That night, Kanzi wraps herself in the beautiful Arabic quilt her teita (grandma) in Cairo gave her and writes a poem in Arabic about the quilt. Next day her teacher sees the poem and gets the entire class excited about creating a “quilt” (a paper collage) of student names in Arabic. In the end, Kanzi’s most treasured reminder of her old home provides a pathway for acceptance in her new one.
This authentic story with beautiful illustrations includes a glossary of Arabic words and a presentation of Arabic letters with their phonetic English equivalents.
|Publisher:||Tilbury House Publishers|
|Product dimensions:||9.10(w) x 10.10(h) x 0.50(d)|
|Age Range:||6 - 8 Years|
About the Author
Aya Khalil is a freelance journalist and blogger who has taught at all levels from preschool to college. The Arabic Quilt is based on events from her childhood, when she immigrated to the U.S. from Egypt with her parents and siblings. She lives in Toledo,
Ohio, with her husband, Abdalrahman, and their two children.

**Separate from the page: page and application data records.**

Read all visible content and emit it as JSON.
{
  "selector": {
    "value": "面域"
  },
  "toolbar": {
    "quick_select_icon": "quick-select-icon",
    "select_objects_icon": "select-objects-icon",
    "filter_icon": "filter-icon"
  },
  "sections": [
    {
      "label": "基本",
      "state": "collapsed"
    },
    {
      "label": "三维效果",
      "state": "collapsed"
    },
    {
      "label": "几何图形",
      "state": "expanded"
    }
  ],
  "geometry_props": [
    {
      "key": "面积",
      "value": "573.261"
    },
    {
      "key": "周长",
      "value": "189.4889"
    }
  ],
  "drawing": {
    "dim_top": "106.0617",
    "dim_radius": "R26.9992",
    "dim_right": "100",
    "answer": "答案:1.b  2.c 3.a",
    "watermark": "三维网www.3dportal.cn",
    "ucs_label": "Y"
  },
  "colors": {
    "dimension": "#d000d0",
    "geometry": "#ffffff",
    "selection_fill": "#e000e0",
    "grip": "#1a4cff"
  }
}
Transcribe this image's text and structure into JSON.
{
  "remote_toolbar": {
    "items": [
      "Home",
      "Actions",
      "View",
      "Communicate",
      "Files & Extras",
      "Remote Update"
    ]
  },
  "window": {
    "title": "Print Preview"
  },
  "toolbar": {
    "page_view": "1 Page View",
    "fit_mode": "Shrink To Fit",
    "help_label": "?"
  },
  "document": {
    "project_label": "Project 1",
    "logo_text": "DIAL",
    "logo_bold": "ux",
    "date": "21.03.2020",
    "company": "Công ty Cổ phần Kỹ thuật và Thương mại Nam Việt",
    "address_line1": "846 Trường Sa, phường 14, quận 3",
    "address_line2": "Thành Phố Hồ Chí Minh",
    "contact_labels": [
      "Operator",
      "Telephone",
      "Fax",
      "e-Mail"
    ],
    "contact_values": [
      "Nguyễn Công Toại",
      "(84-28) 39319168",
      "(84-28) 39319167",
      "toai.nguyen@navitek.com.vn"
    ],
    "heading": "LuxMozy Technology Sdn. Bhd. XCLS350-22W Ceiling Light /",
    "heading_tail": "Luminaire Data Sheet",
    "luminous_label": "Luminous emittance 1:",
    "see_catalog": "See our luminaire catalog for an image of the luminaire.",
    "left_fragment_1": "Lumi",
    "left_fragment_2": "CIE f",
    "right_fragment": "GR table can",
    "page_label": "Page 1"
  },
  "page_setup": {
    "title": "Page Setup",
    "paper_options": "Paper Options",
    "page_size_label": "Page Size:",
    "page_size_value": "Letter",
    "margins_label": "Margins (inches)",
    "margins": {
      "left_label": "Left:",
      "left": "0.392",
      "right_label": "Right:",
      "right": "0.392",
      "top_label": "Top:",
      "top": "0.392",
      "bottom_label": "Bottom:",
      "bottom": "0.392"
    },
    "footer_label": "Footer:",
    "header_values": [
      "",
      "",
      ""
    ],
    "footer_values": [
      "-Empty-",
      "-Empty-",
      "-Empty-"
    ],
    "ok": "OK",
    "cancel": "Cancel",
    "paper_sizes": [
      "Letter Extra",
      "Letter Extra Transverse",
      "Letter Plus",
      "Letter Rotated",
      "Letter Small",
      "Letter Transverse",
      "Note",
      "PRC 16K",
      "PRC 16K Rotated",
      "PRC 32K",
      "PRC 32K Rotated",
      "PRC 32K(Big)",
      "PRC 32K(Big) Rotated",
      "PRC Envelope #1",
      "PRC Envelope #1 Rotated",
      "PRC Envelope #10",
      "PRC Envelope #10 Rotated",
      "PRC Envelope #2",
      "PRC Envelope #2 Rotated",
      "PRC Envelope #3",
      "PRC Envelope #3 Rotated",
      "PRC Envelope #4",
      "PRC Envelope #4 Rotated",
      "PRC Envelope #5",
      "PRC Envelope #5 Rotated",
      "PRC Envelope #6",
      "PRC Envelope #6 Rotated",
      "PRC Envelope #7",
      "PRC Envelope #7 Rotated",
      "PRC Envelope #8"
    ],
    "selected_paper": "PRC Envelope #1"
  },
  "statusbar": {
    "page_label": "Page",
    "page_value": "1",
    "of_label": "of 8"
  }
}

Anait Semirdzhayan grew up in a multicultural family and lived in several countries with diverse cultures before settling in the Seattle area with her husband and twin daughters. When not drawing you can find her exploring the neighborhoods with her four-legged furry friend or experimenting with new recipes for the family dinner. Visit her at www.anaitsart.com